WORK INSTRUCTIONS -> In the listing below, look for "view" and copy every line that has it.

ENTRIES SUPPLIED ->
- Opening Delimiter -

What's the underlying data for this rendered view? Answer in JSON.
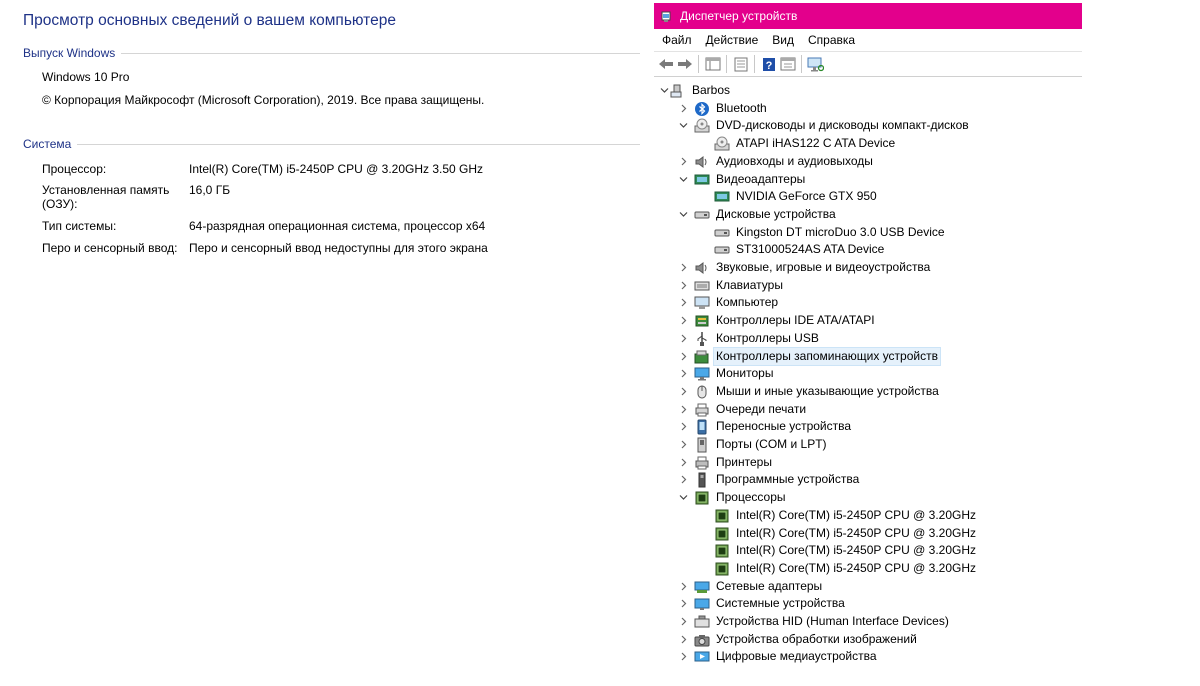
{
  "system": {
    "title": "Просмотр основных сведений о вашем компьютере",
    "edition_section": "Выпуск Windows",
    "edition": "Windows 10 Pro",
    "copyright": "© Корпорация Майкрософт (Microsoft Corporation), 2019. Все права защищены.",
    "system_section": "Система",
    "rows": [
      {
        "label": "Процессор:",
        "value": "Intel(R) Core(TM) i5-2450P CPU @ 3.20GHz   3.50 GHz"
      },
      {
        "label": "Установленная память (ОЗУ):",
        "value": "16,0 ГБ"
      },
      {
        "label": "Тип системы:",
        "value": "64-разрядная операционная система, процессор x64"
      },
      {
        "label": "Перо и сенсорный ввод:",
        "value": "Перо и сенсорный ввод недоступны для этого экрана"
      }
    ]
  },
  "device_manager": {
    "title": "Диспетчер устройств",
    "title_bar_color": "#e3008c",
    "menu": [
      "Файл",
      "Действие",
      "Вид",
      "Справка"
    ],
    "toolbar": [
      "back-arrow-icon",
      "forward-arrow-icon",
      "console-tree-icon",
      "properties-icon",
      "help-icon",
      "view-icon",
      "scan-hardware-icon"
    ],
    "root": "Barbos",
    "tree": [
      {
        "label": "Bluetooth",
        "icon": "bluetooth-icon",
        "level": 1,
        "state": "collapsed"
      },
      {
        "label": "DVD-дисководы и дисководы компакт-дисков",
        "icon": "dvd-drive-icon",
        "level": 1,
        "state": "expanded"
      },
      {
        "label": "ATAPI iHAS122   C ATA Device",
        "icon": "dvd-drive-icon",
        "level": 2,
        "state": "leaf"
      },
      {
        "label": "Аудиовходы и аудиовыходы",
        "icon": "speaker-icon",
        "level": 1,
        "state": "collapsed"
      },
      {
        "label": "Видеоадаптеры",
        "icon": "display-adapter-icon",
        "level": 1,
        "state": "expanded"
      },
      {
        "label": "NVIDIA GeForce GTX 950",
        "icon": "display-adapter-icon",
        "level": 2,
        "state": "leaf"
      },
      {
        "label": "Дисковые устройства",
        "icon": "disk-drive-icon",
        "level": 1,
        "state": "expanded"
      },
      {
        "label": "Kingston DT microDuo 3.0 USB Device",
        "icon": "disk-drive-icon",
        "level": 2,
        "state": "leaf"
      },
      {
        "label": "ST31000524AS ATA Device",
        "icon": "disk-drive-icon",
        "level": 2,
        "state": "leaf"
      },
      {
        "label": "Звуковые, игровые и видеоустройства",
        "icon": "speaker-icon",
        "level": 1,
        "state": "collapsed"
      },
      {
        "label": "Клавиатуры",
        "icon": "keyboard-icon",
        "level": 1,
        "state": "collapsed"
      },
      {
        "label": "Компьютер",
        "icon": "computer-icon",
        "level": 1,
        "state": "collapsed"
      },
      {
        "label": "Контроллеры IDE ATA/ATAPI",
        "icon": "ide-controller-icon",
        "level": 1,
        "state": "collapsed"
      },
      {
        "label": "Контроллеры USB",
        "icon": "usb-icon",
        "level": 1,
        "state": "collapsed"
      },
      {
        "label": "Контроллеры запоминающих устройств",
        "icon": "storage-controller-icon",
        "level": 1,
        "state": "collapsed",
        "selected": true
      },
      {
        "label": "Мониторы",
        "icon": "monitor-icon",
        "level": 1,
        "state": "collapsed"
      },
      {
        "label": "Мыши и иные указывающие устройства",
        "icon": "mouse-icon",
        "level": 1,
        "state": "collapsed"
      },
      {
        "label": "Очереди печати",
        "icon": "print-queue-icon",
        "level": 1,
        "state": "collapsed"
      },
      {
        "label": "Переносные устройства",
        "icon": "portable-device-icon",
        "level": 1,
        "state": "collapsed"
      },
      {
        "label": "Порты (COM и LPT)",
        "icon": "port-icon",
        "level": 1,
        "state": "collapsed"
      },
      {
        "label": "Принтеры",
        "icon": "printer-icon",
        "level": 1,
        "state": "collapsed"
      },
      {
        "label": "Программные устройства",
        "icon": "software-device-icon",
        "level": 1,
        "state": "collapsed"
      },
      {
        "label": "Процессоры",
        "icon": "processor-icon",
        "level": 1,
        "state": "expanded"
      },
      {
        "label": "Intel(R) Core(TM) i5-2450P CPU @ 3.20GHz",
        "icon": "processor-icon",
        "level": 2,
        "state": "leaf"
      },
      {
        "label": "Intel(R) Core(TM) i5-2450P CPU @ 3.20GHz",
        "icon": "processor-icon",
        "level": 2,
        "state": "leaf"
      },
      {
        "label": "Intel(R) Core(TM) i5-2450P CPU @ 3.20GHz",
        "icon": "processor-icon",
        "level": 2,
        "state": "leaf"
      },
      {
        "label": "Intel(R) Core(TM) i5-2450P CPU @ 3.20GHz",
        "icon": "processor-icon",
        "level": 2,
        "state": "leaf"
      },
      {
        "label": "Сетевые адаптеры",
        "icon": "network-adapter-icon",
        "level": 1,
        "state": "collapsed"
      },
      {
        "label": "Системные устройства",
        "icon": "system-device-icon",
        "level": 1,
        "state": "collapsed"
      },
      {
        "label": "Устройства HID (Human Interface Devices)",
        "icon": "hid-icon",
        "level": 1,
        "state": "collapsed"
      },
      {
        "label": "Устройства обработки изображений",
        "icon": "camera-icon",
        "level": 1,
        "state": "collapsed"
      },
      {
        "label": "Цифровые медиаустройства",
        "icon": "media-device-icon",
        "level": 1,
        "state": "collapsed"
      }
    ]
  }
}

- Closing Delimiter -

OUTPUT ->
What's the underlying data for this rendered view? Answer in JSON.
      "view-icon",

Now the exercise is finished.